How many lines in the records below hold the word "JSON"? Answer with the number alone.

[Dataset items]

━━━━━━━━

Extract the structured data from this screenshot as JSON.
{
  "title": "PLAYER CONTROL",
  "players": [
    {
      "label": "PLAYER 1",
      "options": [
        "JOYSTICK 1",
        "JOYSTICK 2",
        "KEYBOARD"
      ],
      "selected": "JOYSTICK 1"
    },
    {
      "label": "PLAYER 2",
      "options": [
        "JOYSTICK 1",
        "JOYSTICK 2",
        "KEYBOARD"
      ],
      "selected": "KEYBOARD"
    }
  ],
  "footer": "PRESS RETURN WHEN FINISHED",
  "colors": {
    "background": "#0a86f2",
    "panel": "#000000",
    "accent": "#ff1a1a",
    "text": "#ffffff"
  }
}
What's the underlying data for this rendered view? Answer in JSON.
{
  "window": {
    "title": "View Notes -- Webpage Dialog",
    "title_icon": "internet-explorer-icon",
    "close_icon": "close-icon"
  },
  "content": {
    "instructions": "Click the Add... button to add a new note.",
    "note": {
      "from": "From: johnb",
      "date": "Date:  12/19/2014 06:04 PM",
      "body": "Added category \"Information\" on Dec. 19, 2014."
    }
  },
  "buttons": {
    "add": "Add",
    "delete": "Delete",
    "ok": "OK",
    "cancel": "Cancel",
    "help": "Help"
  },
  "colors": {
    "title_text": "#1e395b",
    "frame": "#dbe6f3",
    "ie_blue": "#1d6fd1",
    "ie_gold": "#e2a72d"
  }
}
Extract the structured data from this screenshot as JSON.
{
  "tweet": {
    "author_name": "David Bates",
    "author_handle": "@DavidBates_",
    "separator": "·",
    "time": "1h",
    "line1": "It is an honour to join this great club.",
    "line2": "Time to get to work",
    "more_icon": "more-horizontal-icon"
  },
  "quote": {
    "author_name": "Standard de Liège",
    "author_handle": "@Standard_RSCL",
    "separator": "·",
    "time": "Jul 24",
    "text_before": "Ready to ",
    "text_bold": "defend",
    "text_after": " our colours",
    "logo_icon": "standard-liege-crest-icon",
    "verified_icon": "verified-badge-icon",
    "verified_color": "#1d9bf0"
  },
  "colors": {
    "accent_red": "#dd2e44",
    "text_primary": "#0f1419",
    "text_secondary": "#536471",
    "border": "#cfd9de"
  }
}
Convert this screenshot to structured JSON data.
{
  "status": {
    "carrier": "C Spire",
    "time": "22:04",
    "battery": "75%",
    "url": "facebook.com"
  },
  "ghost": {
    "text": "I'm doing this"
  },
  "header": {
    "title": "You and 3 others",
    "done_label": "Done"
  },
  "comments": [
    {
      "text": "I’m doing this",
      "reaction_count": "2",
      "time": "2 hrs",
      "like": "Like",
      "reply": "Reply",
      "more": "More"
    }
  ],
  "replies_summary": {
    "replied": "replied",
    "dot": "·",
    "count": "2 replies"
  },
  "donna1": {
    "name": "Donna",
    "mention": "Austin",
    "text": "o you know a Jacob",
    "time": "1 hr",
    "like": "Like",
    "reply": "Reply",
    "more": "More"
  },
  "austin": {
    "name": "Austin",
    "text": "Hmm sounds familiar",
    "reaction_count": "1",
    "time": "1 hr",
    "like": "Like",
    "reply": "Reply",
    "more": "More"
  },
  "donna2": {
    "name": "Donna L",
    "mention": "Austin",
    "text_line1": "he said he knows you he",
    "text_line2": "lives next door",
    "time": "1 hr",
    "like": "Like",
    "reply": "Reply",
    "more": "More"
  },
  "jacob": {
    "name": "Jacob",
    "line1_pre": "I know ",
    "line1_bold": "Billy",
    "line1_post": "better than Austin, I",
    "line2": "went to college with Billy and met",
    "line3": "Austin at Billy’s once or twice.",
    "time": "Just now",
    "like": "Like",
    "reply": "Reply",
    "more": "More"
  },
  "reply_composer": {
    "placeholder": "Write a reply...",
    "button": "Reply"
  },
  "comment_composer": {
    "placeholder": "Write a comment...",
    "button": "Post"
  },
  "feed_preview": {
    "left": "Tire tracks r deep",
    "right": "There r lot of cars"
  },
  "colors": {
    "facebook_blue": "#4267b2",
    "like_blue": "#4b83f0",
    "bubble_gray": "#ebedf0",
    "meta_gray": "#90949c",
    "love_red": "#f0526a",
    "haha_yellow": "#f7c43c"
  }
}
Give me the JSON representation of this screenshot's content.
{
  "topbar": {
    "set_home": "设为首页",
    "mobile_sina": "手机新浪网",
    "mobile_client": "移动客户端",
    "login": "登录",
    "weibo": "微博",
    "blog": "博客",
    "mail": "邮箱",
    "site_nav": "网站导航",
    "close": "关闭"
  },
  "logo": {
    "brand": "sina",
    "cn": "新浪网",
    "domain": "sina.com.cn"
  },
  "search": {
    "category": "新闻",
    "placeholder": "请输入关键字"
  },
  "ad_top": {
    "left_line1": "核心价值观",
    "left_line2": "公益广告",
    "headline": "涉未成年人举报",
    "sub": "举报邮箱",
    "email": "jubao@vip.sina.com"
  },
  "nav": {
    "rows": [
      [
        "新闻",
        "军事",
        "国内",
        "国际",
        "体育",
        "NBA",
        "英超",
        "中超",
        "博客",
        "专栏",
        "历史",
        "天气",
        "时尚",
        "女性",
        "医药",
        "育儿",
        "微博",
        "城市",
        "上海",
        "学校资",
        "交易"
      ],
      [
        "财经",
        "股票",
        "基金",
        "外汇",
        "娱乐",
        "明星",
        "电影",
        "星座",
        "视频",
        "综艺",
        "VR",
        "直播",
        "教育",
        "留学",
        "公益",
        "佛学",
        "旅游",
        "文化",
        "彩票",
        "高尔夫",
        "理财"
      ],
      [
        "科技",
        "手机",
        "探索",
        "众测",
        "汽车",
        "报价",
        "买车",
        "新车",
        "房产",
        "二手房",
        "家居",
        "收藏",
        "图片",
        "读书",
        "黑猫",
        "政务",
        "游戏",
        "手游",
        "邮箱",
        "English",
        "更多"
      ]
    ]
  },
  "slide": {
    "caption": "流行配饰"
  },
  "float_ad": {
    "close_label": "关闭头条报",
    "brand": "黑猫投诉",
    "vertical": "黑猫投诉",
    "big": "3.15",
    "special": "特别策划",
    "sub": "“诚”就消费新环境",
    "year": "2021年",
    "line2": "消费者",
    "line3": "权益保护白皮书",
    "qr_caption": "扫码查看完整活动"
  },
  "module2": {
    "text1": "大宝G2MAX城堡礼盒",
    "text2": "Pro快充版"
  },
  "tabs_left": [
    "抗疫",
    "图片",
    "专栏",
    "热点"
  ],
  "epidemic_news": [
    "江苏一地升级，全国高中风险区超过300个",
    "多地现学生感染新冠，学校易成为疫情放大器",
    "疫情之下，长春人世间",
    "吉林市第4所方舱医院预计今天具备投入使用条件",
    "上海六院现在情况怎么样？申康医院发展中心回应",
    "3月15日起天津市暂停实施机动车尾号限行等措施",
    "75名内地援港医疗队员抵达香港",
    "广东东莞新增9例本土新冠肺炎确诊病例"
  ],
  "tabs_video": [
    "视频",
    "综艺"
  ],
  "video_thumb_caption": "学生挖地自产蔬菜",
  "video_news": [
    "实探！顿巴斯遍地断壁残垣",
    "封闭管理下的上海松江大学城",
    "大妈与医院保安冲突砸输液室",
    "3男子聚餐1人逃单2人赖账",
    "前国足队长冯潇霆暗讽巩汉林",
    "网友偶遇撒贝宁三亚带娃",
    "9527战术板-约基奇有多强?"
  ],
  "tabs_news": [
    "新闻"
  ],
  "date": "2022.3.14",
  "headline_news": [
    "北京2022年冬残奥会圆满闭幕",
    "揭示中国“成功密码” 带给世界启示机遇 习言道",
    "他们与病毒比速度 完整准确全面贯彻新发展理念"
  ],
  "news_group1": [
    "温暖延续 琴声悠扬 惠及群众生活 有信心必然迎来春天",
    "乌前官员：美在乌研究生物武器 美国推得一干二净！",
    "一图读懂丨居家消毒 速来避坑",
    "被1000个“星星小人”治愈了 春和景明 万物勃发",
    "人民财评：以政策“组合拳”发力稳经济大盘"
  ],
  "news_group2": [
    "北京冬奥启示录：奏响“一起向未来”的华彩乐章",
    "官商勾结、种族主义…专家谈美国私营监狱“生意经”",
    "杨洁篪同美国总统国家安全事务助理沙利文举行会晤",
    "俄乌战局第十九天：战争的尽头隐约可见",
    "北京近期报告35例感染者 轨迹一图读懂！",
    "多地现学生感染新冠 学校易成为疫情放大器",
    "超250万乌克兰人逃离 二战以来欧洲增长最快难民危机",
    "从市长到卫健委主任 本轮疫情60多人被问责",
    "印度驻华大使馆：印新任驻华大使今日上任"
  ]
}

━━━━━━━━

• [OUTPUT FOR THIS TASK]
5